This tool is part of the Positive Psychology Program’s Practitioner’s Toolkit. After introducing the toolkit about a half year ago, we have continually updated it and have now reached the 100 tools border. As many new tools have been planned for future updates, we continue to build our database and offer our users a premium selection of hands-on tools. In order to celebrate this milestone, we would like to share the 100th tool with all visitors of Positive Psychology Program. This tool was developed to enhance the understanding of human complexity from a positive psychology perspective.
Purpose: To help priorize values. It also illustrates how a person reacts to competition, and any impact that may have on values.
Purpose: Ice-breaker and introduction tool. This is particularly useful when you have a group of people who already know each other or have been working together for a while. It can be used with a new group as well.
This is a good exercise for practising reaching consensus and for team members to understand each other’s values.
Time is money. This game helps players make sure that their time and money are well spent.
Webfolio is a sort of professional self-portrait initially developed for students. Individuals participate in a series of activities that lead them through a three step process: (1) my skills and interests; (2) understanding the job market and (3) my plan in action. Webfolio generates a document which provides a quick overview of who you are, what you can offer the job market, and what your career goals are. You can even show your Webfolio to potential employers. Your Webfolio does not, however, replace your resume or cover letter. Webfolio is more of a complementary tool that can accompany these documents and help you reflect on your career. Webfolio can show employers that you have planned out your career and that you are ready to work for them!
Purpose: Many workshop participants attend training and, while having good intentions about using the learned skills, only sporadically apply the learning when they are back on the job because they are not really convinced of the need to change.

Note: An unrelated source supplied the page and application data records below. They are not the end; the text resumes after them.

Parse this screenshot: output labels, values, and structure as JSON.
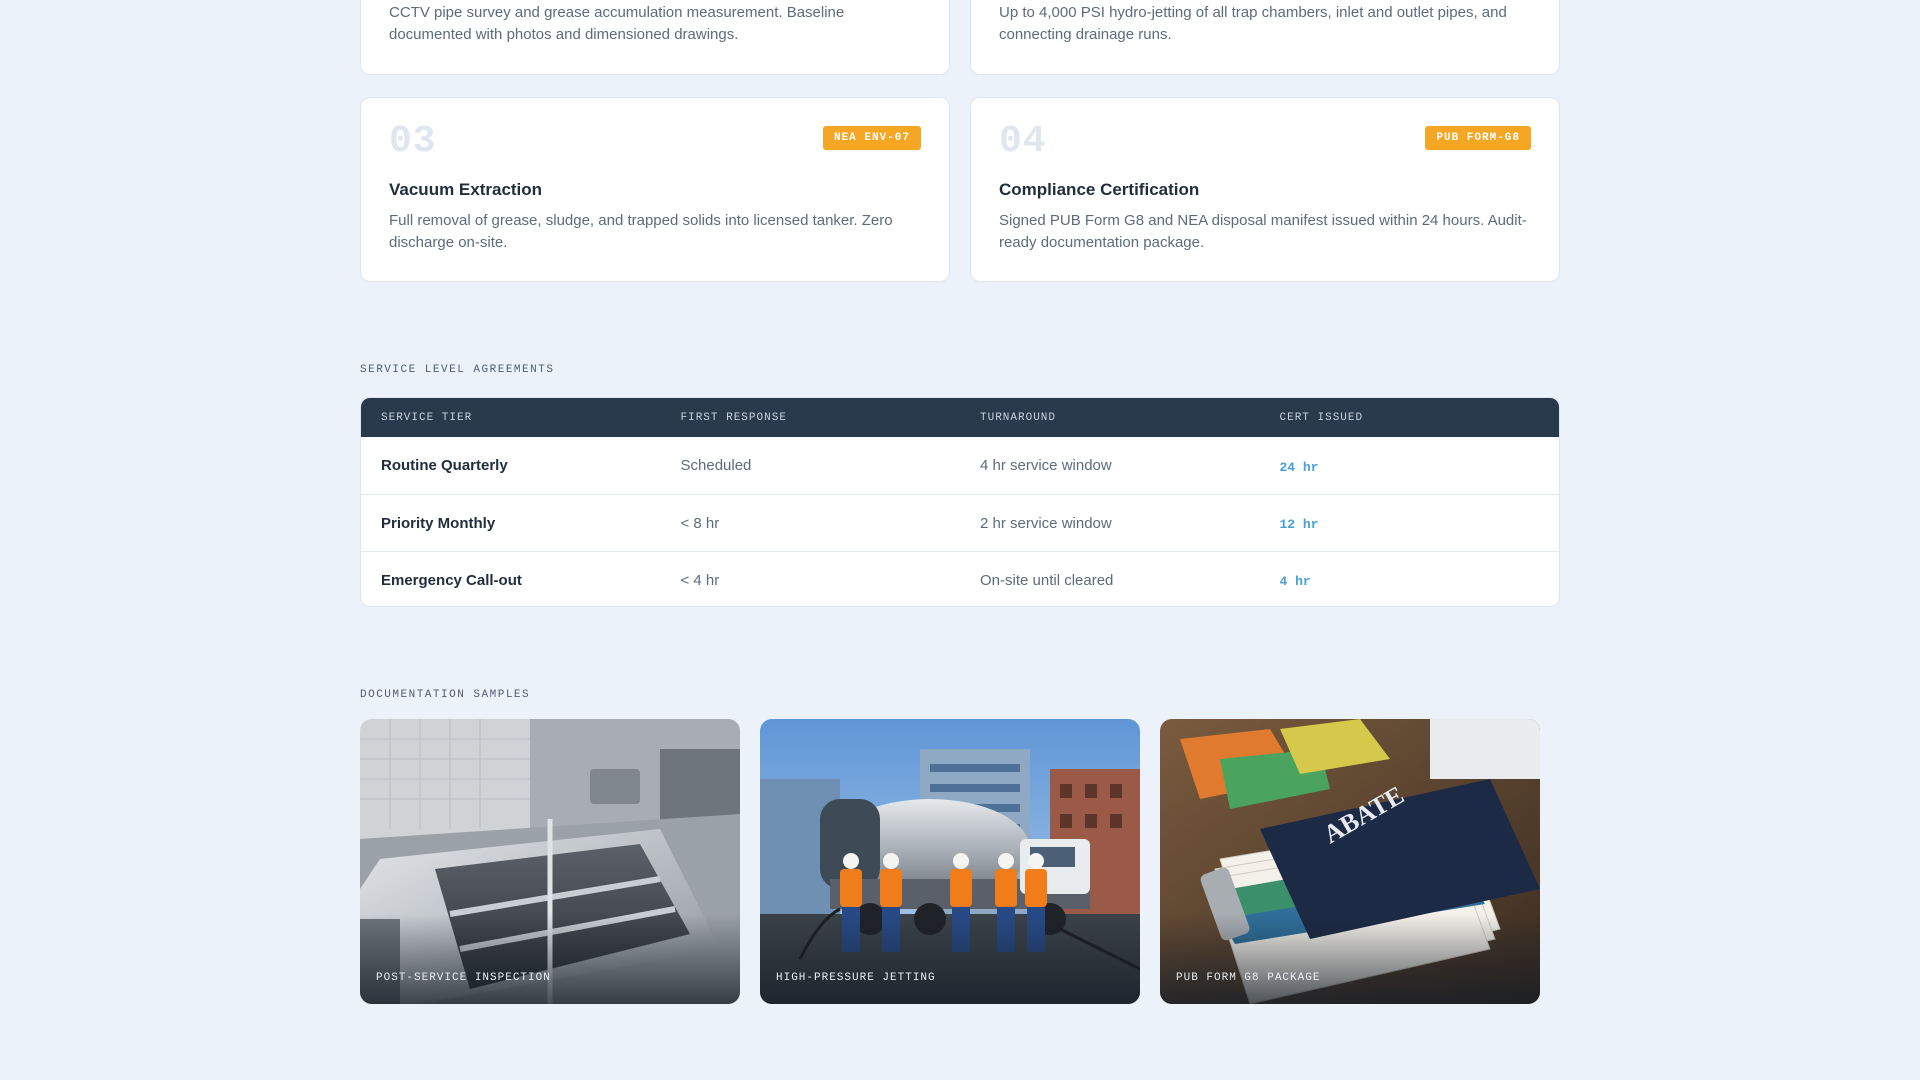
{
  "steps": [
    {
      "desc": "CCTV pipe survey and grease accumulation measurement. Baseline documented with photos and dimensioned drawings."
    },
    {
      "desc": "Up to 4,000 PSI hydro-jetting of all trap chambers, inlet and outlet pipes, and connecting drainage runs."
    },
    {
      "number": "03",
      "badge": "NEA ENV-07",
      "title": "Vacuum Extraction",
      "desc": "Full removal of grease, sludge, and trapped solids into licensed tanker. Zero discharge on-site."
    },
    {
      "number": "04",
      "badge": "PUB FORM-G8",
      "title": "Compliance Certification",
      "desc": "Signed PUB Form G8 and NEA disposal manifest issued within 24 hours. Audit-ready documentation package."
    }
  ],
  "sla": {
    "section_label": "SERVICE LEVEL AGREEMENTS",
    "headers": [
      "SERVICE TIER",
      "FIRST RESPONSE",
      "TURNAROUND",
      "CERT ISSUED"
    ],
    "rows": [
      {
        "tier": "Routine Quarterly",
        "first_response": "Scheduled",
        "turnaround": "4 hr service window",
        "cert": "24 hr"
      },
      {
        "tier": "Priority Monthly",
        "first_response": "< 8 hr",
        "turnaround": "2 hr service window",
        "cert": "12 hr"
      },
      {
        "tier": "Emergency Call-out",
        "first_response": "< 4 hr",
        "turnaround": "On-site until cleared",
        "cert": "4 hr"
      }
    ]
  },
  "docs": {
    "section_label": "DOCUMENTATION SAMPLES",
    "tiles": [
      {
        "caption": "POST-SERVICE INSPECTION",
        "icon": "grease-trap-photo"
      },
      {
        "caption": "HIGH-PRESSURE JETTING",
        "icon": "vacuum-tanker-crew-photo"
      },
      {
        "caption": "PUB FORM G8 PACKAGE",
        "icon": "document-folder-photo",
        "folder_text": "ABATE"
      }
    ]
  },
  "colors": {
    "background": "#ecf2fa",
    "badge": "#f5a623",
    "table_header": "#2a3a4d",
    "cert_accent": "#4a9fd8"
  }
}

An activity to demonstrate that a group can achieve a better result than individuals working alone. Overview Participants are asked to develop a list individually, then in syndicates, then as a whole seminar. The exercise focuses on the progressive increase in results as more become involved.